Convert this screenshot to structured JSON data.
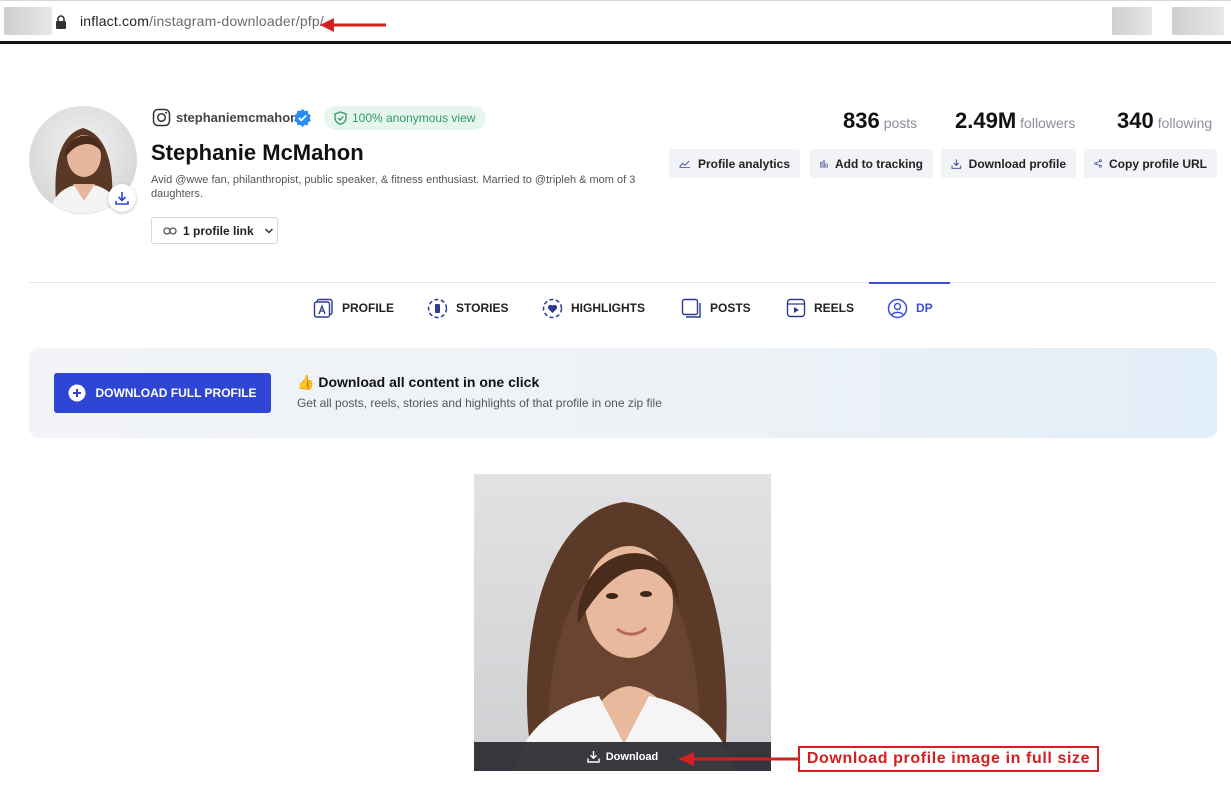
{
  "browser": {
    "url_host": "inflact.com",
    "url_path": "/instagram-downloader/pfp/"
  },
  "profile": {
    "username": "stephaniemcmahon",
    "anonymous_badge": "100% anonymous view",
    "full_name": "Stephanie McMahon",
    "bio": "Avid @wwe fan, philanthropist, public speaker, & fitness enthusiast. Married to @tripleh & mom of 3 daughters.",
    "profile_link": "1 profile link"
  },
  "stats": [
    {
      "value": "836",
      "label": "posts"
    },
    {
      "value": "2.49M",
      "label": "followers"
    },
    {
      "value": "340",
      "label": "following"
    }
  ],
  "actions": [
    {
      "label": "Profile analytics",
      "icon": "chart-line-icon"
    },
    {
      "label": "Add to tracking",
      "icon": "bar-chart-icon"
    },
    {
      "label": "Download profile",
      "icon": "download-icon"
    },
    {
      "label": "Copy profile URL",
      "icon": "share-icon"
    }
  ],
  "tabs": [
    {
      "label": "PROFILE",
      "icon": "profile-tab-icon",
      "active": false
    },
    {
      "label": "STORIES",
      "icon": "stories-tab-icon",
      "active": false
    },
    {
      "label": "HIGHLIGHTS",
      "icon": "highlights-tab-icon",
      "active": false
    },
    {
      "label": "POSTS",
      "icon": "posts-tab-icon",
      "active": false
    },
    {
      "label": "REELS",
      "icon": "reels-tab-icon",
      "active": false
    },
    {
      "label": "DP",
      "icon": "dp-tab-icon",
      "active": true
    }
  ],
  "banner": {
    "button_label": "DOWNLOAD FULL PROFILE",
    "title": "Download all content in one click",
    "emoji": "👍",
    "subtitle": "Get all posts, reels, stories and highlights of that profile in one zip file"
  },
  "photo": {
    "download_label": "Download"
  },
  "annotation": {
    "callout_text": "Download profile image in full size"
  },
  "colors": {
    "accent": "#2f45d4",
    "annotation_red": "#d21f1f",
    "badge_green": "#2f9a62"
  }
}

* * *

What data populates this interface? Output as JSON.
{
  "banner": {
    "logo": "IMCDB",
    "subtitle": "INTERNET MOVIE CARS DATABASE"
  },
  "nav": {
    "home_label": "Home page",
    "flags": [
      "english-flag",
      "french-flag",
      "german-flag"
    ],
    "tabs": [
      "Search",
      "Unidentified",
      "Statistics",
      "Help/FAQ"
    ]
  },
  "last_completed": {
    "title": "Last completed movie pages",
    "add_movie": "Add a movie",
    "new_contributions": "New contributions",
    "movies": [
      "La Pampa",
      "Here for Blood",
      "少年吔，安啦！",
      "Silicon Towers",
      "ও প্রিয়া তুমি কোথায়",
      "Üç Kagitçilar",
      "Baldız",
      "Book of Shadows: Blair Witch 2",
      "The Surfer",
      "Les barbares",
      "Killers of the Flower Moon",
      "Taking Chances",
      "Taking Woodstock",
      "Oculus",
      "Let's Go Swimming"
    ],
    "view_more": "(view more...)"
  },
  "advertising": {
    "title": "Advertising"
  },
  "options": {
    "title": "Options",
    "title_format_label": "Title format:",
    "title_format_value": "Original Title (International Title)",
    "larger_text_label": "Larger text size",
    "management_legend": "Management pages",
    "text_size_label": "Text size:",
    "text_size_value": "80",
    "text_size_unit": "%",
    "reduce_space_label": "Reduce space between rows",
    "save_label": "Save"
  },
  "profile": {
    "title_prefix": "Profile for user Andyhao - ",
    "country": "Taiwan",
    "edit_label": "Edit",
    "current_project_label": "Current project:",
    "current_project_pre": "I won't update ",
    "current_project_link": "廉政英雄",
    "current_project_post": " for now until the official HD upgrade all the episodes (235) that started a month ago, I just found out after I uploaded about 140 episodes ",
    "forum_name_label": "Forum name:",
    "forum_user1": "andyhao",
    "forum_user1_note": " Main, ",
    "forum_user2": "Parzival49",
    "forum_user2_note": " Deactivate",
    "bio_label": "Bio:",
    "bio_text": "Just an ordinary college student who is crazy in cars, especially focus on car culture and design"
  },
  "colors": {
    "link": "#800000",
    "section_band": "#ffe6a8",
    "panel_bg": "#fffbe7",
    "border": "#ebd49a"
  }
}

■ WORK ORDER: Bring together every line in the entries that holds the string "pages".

■ RESULT:
    "title": "Last completed movie pages",
    "management_legend": "Management pages",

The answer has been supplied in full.